What I'm trying to say is, we've got to try and change our mindset. Don't give up when things seem hopeless. Look for what can be done instead of what can't...then do it. Don't have “would've, could've”regrets. Flexibility, family teamwork and some understanding can go a long way with the pursuits of what make us happy. Carpe Diem!
(About the author: Everett is a male military spouse, stay-at-home-dad, and Macho Spouse contributor. His wife is active-duty Navy currently stationed out of Jacksonville, FL.)
This article is a piece of information that has helped me capture milestones for my loved one who is always at work. I know that it can be difficult so I hope this helps someone down the line.
I know that it has been awhile since I have written anything regarding Twin life but here is why. MILESTONES! The girls are almost one and a half years old now and the milestones have been piling up. From saying their first words to walking and the list continues to grow each day. As a stay at home dad and the love of my life working during the day it is expected that she will miss things in person. This can be depressing for our loved ones but I have found that the smartphone is my best friend when it comes to this. I take pictures and videos constantly so she does not feel like she is missing everything. As male military spouses we have to understand that we are that small percent as our wives are in the military community. We miss out on special time with our wives because they work, and they miss out on milestones and this can be daunting for some. We can use our smartphones for good and show them that we do care and we understand the sacrifices they make. I hope this helps any dad out there having trouble showing their wife that they do love them and understand. This has helped me with my twin girls and my marriage; I just hope it helps someone else out there.
The author, Chris Field, demonstrating some "top-shelf" parenting while at Epcot's Biergarten.
There seems to be a common thread running through military sociability: booze. It's the thread that allows you to tie one on just about anytime. It's everywhere. At the Exchange, at the local Class Six…hell, you might even score some free booze from those distributors hosting tasting events throughout the year. Play your cards right, and you could be half in the bag before the sun even goes down.
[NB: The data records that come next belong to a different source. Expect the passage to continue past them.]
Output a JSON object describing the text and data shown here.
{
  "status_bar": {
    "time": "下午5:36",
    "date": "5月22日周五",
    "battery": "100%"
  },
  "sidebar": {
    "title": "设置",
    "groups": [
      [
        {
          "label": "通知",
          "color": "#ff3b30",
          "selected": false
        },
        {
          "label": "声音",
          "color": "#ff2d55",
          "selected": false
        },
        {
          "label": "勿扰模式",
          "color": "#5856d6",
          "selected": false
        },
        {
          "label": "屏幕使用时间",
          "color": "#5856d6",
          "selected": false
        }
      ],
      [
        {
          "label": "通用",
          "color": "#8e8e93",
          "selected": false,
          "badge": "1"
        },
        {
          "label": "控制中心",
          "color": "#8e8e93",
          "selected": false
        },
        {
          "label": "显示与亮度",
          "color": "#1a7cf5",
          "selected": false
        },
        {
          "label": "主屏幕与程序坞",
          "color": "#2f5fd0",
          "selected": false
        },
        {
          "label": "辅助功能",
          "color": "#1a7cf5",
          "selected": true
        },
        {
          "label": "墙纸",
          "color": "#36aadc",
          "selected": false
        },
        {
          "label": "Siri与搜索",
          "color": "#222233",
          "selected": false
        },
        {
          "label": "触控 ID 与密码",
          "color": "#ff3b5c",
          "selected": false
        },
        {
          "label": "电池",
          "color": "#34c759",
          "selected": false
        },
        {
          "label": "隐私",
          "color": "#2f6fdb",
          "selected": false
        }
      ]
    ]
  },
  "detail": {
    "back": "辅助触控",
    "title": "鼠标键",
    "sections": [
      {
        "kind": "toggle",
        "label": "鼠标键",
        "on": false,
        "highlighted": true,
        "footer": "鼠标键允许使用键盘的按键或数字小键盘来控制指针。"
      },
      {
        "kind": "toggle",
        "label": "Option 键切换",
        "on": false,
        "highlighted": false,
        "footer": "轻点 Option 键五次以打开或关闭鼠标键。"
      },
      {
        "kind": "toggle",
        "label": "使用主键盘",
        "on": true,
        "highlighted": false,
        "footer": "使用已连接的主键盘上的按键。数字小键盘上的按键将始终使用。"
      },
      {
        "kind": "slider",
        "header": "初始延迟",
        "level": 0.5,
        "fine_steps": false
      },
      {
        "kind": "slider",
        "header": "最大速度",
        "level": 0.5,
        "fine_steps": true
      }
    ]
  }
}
When I first drive through the gates, there's always the sign telling me how many days it's been since the last alcohol related incident on post. And when that sign 'resets' back to 1, I'm always tempted to check it out: “Uh oh, what did (one of a handful of likely suspects) do now?” Thankfully, I've never triggered it myself. Yet.